The most important part of any Twelfth Night cake is the bean. The easiest way to hide the bean is *after* the cake is baked. Take a small paring knife and cut a slit in the cake (you can do it right on the top if you plan to frost before serving, or from the bottom if decorating the cake is going to be one of your activities). Slip the bean inside. Once the cake is decorated, serve and enjoy.
Twelfth Night celebrations included Mummers' Plays performed by traveling groups of "mummers." They were generally masked and often performed in pantomime.
As they traveled from house to house, the performers would be given food, something warm to drink--generally wassail--and often coins in exchange for the entertainment. The carol "Here We Come a-Wassailing," now associated with Christmas, refers to this custom in several of its verses:
We are not daily beggarsGAMES
That beg from door to door,
But we are neighbours' children
Whom you have seen before.
Good Master and good Mistress,
As you sit by the fire,
Pray think of us poor children
Are wandering in the mire.
We have a little purse
Made of ratching leather skin;
We want some of your small change
To line it well within.
Call up the Butler of this house,
Put on his golden ring;
Let him bring us a glass of beer,
And the better we shall sing.
Bring us out a table,
And spread it with a cloth;
Bring us out a mouldy cheese,
And some of your Christmas loaf.
An absolutely essential part of any Twelfth Night celebration was music and games. While there are scores of traditional games (snap dragon, skittles, pass the slipper), we generally just pull out our favorite board games. The point is to enjoy yourselves.

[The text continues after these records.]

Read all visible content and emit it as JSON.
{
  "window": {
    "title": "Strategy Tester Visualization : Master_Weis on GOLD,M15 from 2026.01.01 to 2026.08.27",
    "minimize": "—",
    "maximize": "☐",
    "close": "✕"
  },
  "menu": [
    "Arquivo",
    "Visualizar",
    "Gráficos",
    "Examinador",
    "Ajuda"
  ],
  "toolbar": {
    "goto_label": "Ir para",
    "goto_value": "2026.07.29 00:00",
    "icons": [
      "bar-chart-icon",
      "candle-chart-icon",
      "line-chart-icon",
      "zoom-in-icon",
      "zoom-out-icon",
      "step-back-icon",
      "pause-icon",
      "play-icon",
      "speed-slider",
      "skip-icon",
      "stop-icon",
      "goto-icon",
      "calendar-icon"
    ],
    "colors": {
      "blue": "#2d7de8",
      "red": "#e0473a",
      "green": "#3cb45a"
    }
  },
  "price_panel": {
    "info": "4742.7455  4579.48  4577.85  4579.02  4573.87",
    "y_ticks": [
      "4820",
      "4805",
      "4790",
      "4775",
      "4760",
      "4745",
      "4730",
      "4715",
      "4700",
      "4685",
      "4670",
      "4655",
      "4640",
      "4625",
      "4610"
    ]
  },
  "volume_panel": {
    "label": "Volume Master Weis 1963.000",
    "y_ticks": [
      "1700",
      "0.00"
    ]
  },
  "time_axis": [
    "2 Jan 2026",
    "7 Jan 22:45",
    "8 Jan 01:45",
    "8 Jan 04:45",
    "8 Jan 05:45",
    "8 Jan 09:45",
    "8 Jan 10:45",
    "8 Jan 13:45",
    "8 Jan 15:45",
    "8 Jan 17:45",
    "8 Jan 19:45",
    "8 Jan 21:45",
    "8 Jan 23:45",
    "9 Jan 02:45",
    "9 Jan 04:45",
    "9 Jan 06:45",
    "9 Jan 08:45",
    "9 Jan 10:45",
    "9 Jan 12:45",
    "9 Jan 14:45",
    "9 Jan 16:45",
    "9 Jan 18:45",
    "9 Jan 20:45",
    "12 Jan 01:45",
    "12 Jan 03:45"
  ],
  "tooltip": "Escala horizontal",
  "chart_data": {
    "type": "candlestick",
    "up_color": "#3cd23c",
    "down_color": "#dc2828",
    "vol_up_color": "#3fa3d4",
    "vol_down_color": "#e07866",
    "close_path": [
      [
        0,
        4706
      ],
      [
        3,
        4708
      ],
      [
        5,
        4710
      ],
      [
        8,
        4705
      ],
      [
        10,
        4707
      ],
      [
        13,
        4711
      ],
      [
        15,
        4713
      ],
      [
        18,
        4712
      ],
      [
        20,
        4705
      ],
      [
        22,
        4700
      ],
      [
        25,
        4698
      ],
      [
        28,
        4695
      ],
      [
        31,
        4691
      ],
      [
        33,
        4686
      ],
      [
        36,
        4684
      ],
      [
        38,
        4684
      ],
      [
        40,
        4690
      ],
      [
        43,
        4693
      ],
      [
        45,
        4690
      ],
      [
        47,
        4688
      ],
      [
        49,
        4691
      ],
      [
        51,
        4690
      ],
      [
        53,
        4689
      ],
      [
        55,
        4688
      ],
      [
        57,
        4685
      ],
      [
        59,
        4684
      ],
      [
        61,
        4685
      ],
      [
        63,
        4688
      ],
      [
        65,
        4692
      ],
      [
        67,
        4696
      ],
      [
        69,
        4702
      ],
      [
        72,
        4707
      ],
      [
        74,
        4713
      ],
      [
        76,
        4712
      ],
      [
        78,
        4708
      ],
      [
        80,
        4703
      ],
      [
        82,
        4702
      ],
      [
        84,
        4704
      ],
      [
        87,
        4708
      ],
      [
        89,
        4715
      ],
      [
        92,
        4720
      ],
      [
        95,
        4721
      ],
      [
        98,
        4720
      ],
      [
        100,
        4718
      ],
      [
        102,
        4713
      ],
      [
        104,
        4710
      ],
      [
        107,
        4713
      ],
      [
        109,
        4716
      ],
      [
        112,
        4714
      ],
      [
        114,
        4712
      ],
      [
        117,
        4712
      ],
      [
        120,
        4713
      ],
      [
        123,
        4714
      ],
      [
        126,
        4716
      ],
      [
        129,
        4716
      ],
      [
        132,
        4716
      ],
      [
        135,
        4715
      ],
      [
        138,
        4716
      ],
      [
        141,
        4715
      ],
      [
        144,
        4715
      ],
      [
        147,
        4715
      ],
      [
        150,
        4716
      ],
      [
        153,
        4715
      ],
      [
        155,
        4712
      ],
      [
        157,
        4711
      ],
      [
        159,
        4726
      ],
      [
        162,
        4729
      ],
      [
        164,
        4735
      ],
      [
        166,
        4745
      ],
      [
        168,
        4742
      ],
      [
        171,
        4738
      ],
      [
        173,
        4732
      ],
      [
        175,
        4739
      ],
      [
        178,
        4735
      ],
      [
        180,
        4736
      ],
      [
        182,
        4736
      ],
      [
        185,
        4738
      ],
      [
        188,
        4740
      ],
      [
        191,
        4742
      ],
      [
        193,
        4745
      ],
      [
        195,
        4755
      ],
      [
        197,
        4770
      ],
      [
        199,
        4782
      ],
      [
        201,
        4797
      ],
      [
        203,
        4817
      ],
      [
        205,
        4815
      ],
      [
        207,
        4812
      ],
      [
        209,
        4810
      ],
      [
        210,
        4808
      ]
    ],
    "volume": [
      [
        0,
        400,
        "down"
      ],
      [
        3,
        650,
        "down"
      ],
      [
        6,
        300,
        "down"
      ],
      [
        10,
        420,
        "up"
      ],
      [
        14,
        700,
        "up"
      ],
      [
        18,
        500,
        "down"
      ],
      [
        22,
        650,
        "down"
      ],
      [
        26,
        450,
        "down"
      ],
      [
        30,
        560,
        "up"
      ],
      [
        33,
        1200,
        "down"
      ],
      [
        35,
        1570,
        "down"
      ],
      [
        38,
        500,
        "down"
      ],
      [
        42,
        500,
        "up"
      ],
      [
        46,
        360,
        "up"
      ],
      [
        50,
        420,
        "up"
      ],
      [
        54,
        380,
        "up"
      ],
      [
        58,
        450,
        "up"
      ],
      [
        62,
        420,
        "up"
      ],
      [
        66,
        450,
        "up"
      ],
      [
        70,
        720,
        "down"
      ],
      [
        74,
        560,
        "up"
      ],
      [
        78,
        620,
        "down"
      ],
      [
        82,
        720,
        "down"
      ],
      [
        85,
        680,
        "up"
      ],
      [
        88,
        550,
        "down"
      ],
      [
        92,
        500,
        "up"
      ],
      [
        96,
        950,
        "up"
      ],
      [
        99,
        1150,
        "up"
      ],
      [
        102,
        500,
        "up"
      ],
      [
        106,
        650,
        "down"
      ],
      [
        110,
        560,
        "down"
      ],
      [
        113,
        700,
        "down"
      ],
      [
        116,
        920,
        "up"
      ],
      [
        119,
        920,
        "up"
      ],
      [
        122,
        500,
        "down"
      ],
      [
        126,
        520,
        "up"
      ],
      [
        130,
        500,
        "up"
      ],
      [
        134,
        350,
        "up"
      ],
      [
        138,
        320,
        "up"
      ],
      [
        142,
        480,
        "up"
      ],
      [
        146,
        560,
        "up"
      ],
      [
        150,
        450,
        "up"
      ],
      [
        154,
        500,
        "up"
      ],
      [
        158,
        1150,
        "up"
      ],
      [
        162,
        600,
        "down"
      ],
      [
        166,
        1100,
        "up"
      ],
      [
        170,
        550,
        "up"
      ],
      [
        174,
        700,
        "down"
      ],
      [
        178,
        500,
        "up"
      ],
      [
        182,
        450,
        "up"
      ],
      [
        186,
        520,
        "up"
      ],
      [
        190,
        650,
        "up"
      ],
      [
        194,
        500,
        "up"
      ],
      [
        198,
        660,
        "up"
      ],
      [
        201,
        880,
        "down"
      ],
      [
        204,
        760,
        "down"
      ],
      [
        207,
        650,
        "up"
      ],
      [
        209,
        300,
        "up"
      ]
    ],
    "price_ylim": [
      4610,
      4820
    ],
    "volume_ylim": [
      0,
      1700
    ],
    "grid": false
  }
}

For ideas to make your own Twelfth Night celebration, as well as recipes, click on the tabs above.